Ariely and his co-authors retracted a separate 2012 paper after agreeing with the Data Colada blog that responses in two of the underlying studies they drew on had been falsified, but each said they had not been responsible nor were aware of any manipulation at the time.
The retraction undermined their original findings that those who signed a declaration at the start of a tax form and a car insurance company claims audit were more honest.
The Hartford, the insurer involved, told National Public Radio last week that the data it provided to Ariely was substantively different from that described in his published study. “There were significant changes to the size, shape and characteristics of our data after we provided it, and without our knowledge or consent,” it said.
Ariely told the FT: “It is unclear and of course very frustrating that we do not know how the data was falsified. What I know for sure is that I never did, nor ever would, falsify data.”
He said he also stood by his findings in the 2008 Ten Commandments research, which has not been retracted and which he said had since been confirmed in new research currently being peer-reviewed. He said the underlying data used in the original study was provided to him by the University of California Los Angeles in 2004.
But Prof Aimee Drolet Rossi at UCLA Anderson said the study he described was too complex to have been one of the surveys she oversaw at the time. She said his description of the way the study was carried out, the incentives paid and the number of participants differed from those taking place at her department.
Duke has refused to comment on its investigation into Ariely’s work, but Rossi shared emails with the FT confirming that in 2021 she was in touch with the university officials examining concerns around his work, including on the Ten Commandments study. Another individual with knowledge of the probe said findings from the investigation have been drafted and are being reviewed.
Ariely said: “While I can’t comment on the process, I am confident in Duke, as a leading academic institution, its people and their comprehensive process and professional review. I stand by my work.”
His research has been subject to criticism from other academics, including Richard Thaler, the Nobel Prize-winning behavioural economist at University of Chicago.

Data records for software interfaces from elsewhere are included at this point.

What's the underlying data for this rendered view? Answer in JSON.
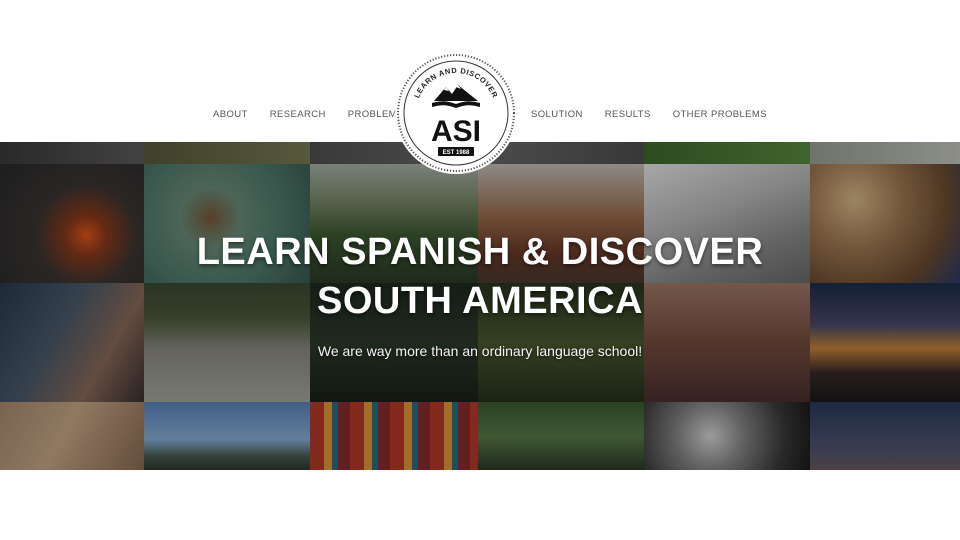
{
  "nav": {
    "left": [
      "ABOUT",
      "RESEARCH",
      "PROBLEM"
    ],
    "right": [
      "SOLUTION",
      "RESULTS",
      "OTHER PROBLEMS"
    ]
  },
  "logo": {
    "arc_text": "LEARN AND DISCOVER",
    "initials": "ASI",
    "est": "EST 1988"
  },
  "hero": {
    "title_line1": "LEARN SPANISH & DISCOVER",
    "title_line2": "SOUTH AMERICA",
    "subtitle": "We are way more than an ordinary language school!"
  },
  "colors": {
    "nav_text": "#555555",
    "hero_text": "#ffffff",
    "logo_ink": "#111111"
  }
}
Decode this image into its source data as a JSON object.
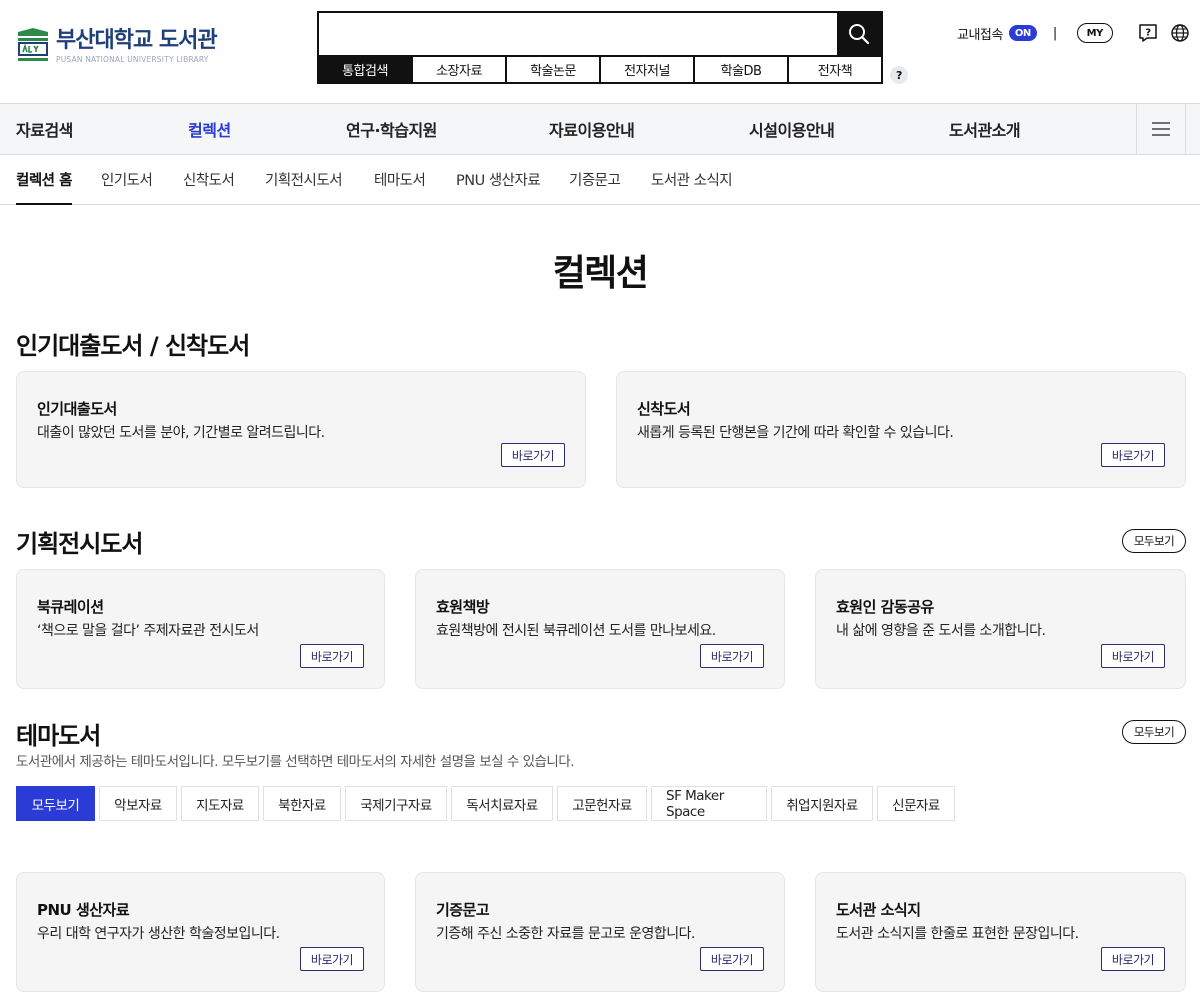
{
  "header": {
    "logo_title": "부산대학교 도서관",
    "logo_subtitle": "PUSAN NATIONAL UNIVERSITY LIBRARY",
    "search": {
      "value": "",
      "placeholder": "",
      "tabs": [
        "통합검색",
        "소장자료",
        "학술논문",
        "전자저널",
        "학술DB",
        "전자책"
      ],
      "active_tab": "통합검색",
      "help": "?"
    },
    "utils": {
      "campus_label": "교내접속",
      "campus_status": "ON",
      "separator": "|",
      "my_label": "MY"
    }
  },
  "gnb": {
    "items": [
      "자료검색",
      "컬렉션",
      "연구·학습지원",
      "자료이용안내",
      "시설이용안내",
      "도서관소개"
    ],
    "active": "컬렉션"
  },
  "subnav": {
    "items": [
      "컬렉션 홈",
      "인기도서",
      "신착도서",
      "기획전시도서",
      "테마도서",
      "PNU 생산자료",
      "기증문고",
      "도서관 소식지"
    ],
    "active": "컬렉션 홈"
  },
  "page": {
    "title": "컬렉션",
    "go_label": "바로가기",
    "more_label": "모두보기"
  },
  "popular_new": {
    "title": "인기대출도서 / 신착도서",
    "cards": [
      {
        "title": "인기대출도서",
        "desc": "대출이 많았던 도서를 분야, 기간별로 알려드립니다."
      },
      {
        "title": "신착도서",
        "desc": "새롭게 등록된 단행본을 기간에 따라 확인할 수 있습니다."
      }
    ]
  },
  "exhibition": {
    "title": "기획전시도서",
    "cards": [
      {
        "title": "북큐레이션",
        "desc": "‘책으로 말을 걸다’ 주제자료관 전시도서"
      },
      {
        "title": "효원책방",
        "desc": "효원책방에 전시된 북큐레이션 도서를 만나보세요."
      },
      {
        "title": "효원인 감동공유",
        "desc": "내 삶에 영향을 준 도서를 소개합니다."
      }
    ]
  },
  "theme": {
    "title": "테마도서",
    "desc": "도서관에서 제공하는 테마도서입니다. 모두보기를 선택하면 테마도서의 자세한 설명을 보실 수 있습니다.",
    "filters": [
      "모두보기",
      "악보자료",
      "지도자료",
      "북한자료",
      "국제기구자료",
      "독서치료자료",
      "고문헌자료",
      "SF Maker Space",
      "취업지원자료",
      "신문자료"
    ],
    "active_filter": "모두보기"
  },
  "bottom_cards": [
    {
      "title": "PNU 생산자료",
      "desc": "우리 대학 연구자가 생산한 학술정보입니다."
    },
    {
      "title": "기증문고",
      "desc": "기증해 주신 소중한 자료를 문고로 운영합니다."
    },
    {
      "title": "도서관 소식지",
      "desc": "도서관 소식지를 한줄로 표현한 문장입니다."
    }
  ],
  "colors": {
    "accent": "#2b3bd6",
    "logo": "#1f3f7a",
    "card_bg": "#f5f5f6",
    "go_border": "#2a2f6e"
  },
  "icons": [
    "pnu-logo-icon",
    "search-icon",
    "help-icon",
    "chat-help-icon",
    "globe-icon",
    "hamburger-menu-icon"
  ]
}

Remy Levin, a behavioural scientist at Connecticut university, said: “As a scientist, it is Prof Ariely’s duty to ensure that his scientific record is free of errors and falsehoods. The burden of proof lies with him to show to the scientific community and the public at large that he has told the truth about his work.”